We’re here to think about football the way that Brendan Rodgers thinks about football. That means loving the ball, caressing it and keeping hold of it for as long as possible. I’ve got the names of three of you who’ll let us down by not reading this all the way through in three envelopes in front of me right now, so listen up. Do it for Lucas, okay?
The key element of this project is to discuss the journey that Rodgers is taking Liverpool on.
It is a journey that some players were never destined to take.
The likes of Charlie Adam, Andy Carroll and Jay Spearing weren’t prepared for the journey, they don’t know how to achieve “death by football.” According to Rodgers “when [Liverpool] have the football, everybody’s a player.” Except them. They’re Stoke, West Ham and Bolton players now.
Jordan Henderson, Stewart Downing and Jose Enrique could also be someone else’s players now, but Rodgers trained them―no, you train dogs, he educates players―and turned around their Anfield careers.
Henderson is now showing terrific promise and starred in the win at Aston Villa on Sunday. Downing is a regular in the team again and Enrique has overcome the dip in form he experienced in the latter half of last season and is playing the most consistent football he’s ever played for Liverpool.
Luis Suarez―that “real warrior of spirit”―has reached quite staggering levels of brilliance for the Reds this season, and much of that can be put down to the style that Rodgers has imposed on the team.
The manager’s commitment to keeping the ball and keeping everyone involved―in his words, “we play with 11 men, other teams play with 10 men and a goalkeeper”―has seen the whole team play their part, but Suarez is clearly the key component and paramount to everything Liverpool does.
Steven Gerrard―”a remarkable, inspirational man,” says Rodgers―is important too of course, but it is also Rodgers’ relentless positivity and attempts to inspire which are never too far away from coming into the foreground. “I’ve always said that you can live without water for many days, but you can’t live for a second without hope,” is another one of his mantras.

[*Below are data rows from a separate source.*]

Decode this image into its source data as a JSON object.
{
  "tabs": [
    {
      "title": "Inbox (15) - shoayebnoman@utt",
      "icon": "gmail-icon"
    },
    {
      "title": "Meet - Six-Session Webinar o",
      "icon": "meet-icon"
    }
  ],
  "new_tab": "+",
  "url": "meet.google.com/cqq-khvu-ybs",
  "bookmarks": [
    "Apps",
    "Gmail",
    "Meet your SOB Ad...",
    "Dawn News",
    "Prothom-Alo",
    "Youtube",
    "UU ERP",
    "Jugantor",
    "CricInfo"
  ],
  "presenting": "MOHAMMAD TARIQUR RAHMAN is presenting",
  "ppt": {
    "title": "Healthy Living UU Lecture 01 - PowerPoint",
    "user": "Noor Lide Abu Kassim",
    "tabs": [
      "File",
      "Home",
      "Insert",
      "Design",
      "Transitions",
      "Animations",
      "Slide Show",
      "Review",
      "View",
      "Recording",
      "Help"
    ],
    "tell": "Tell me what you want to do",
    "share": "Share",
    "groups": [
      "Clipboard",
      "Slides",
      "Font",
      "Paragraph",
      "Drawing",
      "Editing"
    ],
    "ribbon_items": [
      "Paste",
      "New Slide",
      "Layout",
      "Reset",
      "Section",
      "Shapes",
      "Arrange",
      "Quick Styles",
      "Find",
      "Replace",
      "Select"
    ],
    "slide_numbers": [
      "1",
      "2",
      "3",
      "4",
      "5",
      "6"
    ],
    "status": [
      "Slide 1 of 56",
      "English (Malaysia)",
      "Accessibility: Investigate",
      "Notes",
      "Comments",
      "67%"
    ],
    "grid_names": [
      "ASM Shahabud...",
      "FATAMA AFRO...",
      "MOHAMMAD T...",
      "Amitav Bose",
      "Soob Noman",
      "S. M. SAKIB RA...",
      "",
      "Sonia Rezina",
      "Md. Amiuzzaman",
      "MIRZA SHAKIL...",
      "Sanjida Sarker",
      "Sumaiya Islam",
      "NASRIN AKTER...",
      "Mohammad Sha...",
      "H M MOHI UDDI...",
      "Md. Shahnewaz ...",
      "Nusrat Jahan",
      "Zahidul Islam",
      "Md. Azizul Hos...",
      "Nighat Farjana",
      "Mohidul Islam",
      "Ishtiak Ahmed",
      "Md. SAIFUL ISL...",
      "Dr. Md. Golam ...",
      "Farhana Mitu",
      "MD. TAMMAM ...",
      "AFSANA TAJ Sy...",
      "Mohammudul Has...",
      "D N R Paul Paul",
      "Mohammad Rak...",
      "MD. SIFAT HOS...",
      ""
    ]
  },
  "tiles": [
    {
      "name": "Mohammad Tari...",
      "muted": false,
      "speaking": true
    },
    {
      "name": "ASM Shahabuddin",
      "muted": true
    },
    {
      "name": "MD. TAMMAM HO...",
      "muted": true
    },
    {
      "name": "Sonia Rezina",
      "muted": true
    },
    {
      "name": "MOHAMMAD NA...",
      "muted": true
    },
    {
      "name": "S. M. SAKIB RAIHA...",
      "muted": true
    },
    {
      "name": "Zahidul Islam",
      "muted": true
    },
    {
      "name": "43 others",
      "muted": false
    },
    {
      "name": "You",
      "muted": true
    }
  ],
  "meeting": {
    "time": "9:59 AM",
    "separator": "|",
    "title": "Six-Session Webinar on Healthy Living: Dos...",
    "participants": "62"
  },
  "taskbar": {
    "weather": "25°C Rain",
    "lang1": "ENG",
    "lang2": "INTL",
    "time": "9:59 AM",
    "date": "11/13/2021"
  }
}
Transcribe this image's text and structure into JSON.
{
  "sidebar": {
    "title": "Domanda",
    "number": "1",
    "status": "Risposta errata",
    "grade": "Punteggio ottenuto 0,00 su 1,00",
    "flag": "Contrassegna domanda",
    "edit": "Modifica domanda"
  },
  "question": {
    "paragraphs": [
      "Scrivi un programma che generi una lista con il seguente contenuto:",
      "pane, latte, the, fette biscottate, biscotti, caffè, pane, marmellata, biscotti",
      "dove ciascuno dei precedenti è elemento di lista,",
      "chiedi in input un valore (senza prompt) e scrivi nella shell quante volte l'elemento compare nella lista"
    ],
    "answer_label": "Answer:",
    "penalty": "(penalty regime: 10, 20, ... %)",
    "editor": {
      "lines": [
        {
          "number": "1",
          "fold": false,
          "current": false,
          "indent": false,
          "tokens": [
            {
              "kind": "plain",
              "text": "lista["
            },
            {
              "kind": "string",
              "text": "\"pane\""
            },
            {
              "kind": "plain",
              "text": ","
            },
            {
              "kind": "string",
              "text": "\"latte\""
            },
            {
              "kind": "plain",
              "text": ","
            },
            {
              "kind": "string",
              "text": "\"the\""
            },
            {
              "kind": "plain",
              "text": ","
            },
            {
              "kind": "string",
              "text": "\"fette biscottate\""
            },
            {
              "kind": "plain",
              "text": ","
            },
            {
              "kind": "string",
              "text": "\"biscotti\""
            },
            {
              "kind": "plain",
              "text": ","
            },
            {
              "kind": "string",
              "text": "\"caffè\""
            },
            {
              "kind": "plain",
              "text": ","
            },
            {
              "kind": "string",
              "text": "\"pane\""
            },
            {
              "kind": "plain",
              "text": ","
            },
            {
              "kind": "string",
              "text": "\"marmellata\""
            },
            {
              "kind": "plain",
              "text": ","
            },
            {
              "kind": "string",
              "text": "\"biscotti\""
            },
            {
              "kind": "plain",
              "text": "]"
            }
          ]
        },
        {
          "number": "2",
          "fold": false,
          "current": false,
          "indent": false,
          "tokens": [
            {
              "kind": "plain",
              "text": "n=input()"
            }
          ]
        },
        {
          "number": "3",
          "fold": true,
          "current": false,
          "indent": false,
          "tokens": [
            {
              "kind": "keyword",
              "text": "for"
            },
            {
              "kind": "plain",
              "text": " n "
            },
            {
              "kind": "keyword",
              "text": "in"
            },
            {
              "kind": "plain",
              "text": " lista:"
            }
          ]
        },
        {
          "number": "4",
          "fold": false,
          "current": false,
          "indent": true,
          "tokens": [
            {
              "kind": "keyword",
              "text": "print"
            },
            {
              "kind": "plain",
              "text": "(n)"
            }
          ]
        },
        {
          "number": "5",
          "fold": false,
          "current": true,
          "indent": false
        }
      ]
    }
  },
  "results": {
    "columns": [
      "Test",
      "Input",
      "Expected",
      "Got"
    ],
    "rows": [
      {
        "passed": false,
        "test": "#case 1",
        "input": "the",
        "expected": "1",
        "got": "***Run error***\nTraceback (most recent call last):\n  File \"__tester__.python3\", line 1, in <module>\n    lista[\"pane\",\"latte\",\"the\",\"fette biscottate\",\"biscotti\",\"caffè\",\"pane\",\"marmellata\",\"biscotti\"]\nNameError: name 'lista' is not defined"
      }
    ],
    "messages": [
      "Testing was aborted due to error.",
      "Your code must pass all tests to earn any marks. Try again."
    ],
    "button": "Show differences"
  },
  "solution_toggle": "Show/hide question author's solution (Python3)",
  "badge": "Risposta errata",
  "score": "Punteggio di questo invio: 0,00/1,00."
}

It is one that he seemingly believes in to the letter.
“I will leave no stone unturned in my quest—and that quest will be relentless,” might be a line perhaps better suited to one of the characters in Lord of the Rings, but it is something that Rodgers outlined upon his appointment at Liverpool, and as long as he is true to his word, then the Reds are only going to see the benefits.
Even though results haven’t been as consistent or as pleasing as many would have wished this season, viewing this campaign as a starting point to get to somewhere better, it makes for a decent opening.
It is easy to mock Rodgers for his ways―as we have done here in a tongue-in-cheek manner―but he clearly believes in them.
The key now is to get everyone else onside, because apparently “the problem with being a manager is it’s like trying to build an aircraft while it is flying.”
Rodgers will continue to go about that in his own special manner.